When we finally got through the Rocky Mountains, we pulled up to our new home, and we were reintroduced to “Uncle Chuck”. As mentioned in a previous blog, Chuck was a friend of my father from his time in the Army, and both of them were present at my birth in Italy. I remember Uncle Chuck giving me $5.00 for not wetting the bed, and I got more for cleaning the dog poo from the backyard.
Now Chuck was a difficult soul. He had been in Vietnam and was some sort of person on a Huey Helicopter with my father. There was an accident in a jeep rollover (some say alcohol was involved) and he was paralyzed from the waist down. He lived in a house that was built for him, with wider doors, shorter countertops, and walk-in showers. He had a bar area that he had turned into a hobby corner where he built a mountain with trains, cars, and people. It was a miniature village that looked like it came straight from Silverthorn, Colorado. We were instructed to NOT touch this corner, and I tried really hard to obey-but those little cows, chickens, and people proved to be too difficult to leave alone. Most of the scene was glued down, but the ones I could get to move I did. I turned the cows on their backs, switched the cars from the road to the railroad tracks, and put the farmers on the tracks like I saw on the “Roadrunner and Wylie E. Coyote” cartoon. I know, I know, I was a mess!! I also would take Chuck’s wheelchair when he was in the BarcaLounger and cruised around the house pretending my legs were broken like his. He didn’t mind me using his chair, until I would leave it where I had “a miracle!” and could walk again. He wasn’t very happy when he was stuck in his lounge chair.

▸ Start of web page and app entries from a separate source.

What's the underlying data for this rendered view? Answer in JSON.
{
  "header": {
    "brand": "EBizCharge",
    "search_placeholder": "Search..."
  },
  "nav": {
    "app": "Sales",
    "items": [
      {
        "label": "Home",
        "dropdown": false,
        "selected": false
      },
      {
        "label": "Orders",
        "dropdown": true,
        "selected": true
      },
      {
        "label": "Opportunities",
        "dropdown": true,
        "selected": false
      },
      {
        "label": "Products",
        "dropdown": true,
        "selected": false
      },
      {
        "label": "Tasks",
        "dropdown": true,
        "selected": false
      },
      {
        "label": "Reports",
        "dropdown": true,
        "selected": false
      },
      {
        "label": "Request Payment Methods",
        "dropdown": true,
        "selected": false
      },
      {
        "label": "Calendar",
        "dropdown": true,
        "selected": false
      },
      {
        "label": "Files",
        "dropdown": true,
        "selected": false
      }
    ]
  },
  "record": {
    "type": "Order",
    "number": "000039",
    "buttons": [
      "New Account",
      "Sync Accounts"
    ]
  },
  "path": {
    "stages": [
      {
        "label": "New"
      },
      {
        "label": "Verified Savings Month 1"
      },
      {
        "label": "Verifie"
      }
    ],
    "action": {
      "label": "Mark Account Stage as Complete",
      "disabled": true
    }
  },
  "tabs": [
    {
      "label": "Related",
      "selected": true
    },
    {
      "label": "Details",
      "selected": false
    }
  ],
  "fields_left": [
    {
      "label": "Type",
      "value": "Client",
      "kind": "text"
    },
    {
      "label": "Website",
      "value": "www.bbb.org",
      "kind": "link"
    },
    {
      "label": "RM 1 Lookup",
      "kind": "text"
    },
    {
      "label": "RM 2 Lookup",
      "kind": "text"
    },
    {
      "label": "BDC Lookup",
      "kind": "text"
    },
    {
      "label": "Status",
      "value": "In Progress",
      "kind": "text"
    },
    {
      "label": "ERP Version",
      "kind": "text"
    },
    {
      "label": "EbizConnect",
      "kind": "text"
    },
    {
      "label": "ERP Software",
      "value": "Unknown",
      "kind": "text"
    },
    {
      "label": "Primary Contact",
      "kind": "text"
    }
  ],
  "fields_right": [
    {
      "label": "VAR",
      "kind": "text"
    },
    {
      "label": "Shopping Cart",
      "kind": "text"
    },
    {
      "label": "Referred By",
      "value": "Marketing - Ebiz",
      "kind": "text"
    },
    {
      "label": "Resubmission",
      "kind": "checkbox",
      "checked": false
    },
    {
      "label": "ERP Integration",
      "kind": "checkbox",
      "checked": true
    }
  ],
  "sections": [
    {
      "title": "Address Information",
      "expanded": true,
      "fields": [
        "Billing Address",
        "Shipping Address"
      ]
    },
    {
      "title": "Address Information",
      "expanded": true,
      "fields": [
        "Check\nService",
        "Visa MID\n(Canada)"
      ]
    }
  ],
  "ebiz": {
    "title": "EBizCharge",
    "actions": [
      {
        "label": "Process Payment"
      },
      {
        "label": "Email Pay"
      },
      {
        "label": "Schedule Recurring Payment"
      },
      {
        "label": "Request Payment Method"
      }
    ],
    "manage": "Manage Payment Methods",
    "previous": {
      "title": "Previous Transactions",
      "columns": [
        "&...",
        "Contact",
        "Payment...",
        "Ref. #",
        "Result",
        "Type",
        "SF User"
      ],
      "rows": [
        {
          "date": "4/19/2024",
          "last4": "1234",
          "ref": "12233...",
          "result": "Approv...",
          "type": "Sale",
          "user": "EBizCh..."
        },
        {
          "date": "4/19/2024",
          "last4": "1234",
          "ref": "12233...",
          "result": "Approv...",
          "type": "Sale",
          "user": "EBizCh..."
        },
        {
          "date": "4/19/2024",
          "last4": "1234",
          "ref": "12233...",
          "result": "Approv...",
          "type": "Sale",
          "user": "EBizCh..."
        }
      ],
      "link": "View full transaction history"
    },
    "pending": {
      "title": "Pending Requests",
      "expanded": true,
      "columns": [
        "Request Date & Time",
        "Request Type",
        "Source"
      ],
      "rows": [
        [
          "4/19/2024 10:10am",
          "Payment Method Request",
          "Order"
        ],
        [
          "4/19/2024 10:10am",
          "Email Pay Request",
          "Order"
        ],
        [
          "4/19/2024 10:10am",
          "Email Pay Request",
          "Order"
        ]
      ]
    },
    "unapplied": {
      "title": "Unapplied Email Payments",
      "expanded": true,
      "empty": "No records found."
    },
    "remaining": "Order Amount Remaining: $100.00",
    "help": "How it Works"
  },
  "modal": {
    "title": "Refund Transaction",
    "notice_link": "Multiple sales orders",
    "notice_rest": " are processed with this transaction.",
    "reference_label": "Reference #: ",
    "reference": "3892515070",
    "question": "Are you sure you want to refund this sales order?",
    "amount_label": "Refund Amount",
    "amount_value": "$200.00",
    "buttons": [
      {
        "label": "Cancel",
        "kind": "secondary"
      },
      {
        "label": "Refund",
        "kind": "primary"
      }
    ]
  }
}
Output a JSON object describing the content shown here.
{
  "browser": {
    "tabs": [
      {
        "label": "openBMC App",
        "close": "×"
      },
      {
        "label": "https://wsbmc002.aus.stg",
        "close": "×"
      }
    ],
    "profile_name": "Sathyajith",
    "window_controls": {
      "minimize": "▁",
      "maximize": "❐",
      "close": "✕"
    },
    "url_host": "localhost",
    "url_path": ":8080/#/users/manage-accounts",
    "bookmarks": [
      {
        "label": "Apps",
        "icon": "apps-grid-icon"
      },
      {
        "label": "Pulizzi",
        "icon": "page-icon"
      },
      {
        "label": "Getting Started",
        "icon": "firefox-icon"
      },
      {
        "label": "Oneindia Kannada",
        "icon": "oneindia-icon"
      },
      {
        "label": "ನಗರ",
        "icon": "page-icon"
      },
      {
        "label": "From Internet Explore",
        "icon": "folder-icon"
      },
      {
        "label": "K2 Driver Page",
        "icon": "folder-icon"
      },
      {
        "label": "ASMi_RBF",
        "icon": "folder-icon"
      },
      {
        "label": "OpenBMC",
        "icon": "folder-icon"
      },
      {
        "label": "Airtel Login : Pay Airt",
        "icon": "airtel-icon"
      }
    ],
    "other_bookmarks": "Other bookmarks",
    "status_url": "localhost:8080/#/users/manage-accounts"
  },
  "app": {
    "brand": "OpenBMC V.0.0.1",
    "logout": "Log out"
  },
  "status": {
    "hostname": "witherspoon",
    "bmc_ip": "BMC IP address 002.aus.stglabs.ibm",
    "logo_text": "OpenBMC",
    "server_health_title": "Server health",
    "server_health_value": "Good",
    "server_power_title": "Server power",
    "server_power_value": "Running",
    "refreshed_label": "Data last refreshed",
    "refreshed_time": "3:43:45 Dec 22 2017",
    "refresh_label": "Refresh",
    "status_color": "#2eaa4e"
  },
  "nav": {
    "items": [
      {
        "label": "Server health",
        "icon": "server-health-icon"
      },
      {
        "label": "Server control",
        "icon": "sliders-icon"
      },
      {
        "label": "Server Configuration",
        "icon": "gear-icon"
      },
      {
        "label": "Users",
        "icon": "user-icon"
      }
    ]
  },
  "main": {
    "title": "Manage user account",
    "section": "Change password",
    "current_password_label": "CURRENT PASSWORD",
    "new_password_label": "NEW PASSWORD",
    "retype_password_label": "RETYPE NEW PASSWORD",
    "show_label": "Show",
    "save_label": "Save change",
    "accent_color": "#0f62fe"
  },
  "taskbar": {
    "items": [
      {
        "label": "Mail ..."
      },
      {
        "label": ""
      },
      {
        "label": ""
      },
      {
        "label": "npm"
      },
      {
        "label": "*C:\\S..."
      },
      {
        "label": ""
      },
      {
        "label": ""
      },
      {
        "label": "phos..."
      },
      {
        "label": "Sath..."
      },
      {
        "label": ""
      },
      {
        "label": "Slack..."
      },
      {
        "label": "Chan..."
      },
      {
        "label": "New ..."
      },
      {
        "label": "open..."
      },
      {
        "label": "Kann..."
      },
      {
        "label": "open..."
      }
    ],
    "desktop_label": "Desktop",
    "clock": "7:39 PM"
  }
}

Chuck and my mom got married in the living room, and he became “dad”. To be honest, I completely believe that my mom “loved” him as friends; but she had three small girls to take care of, so she sacrificed her “want” for her “need” to take care of us. Their relationship couldn’t be very physical, it wasn’t possible; my mom took care of him and gave him companionship. It worked for awhile, but Chuck was more damaged from his time in Vietnam than anyone could predict.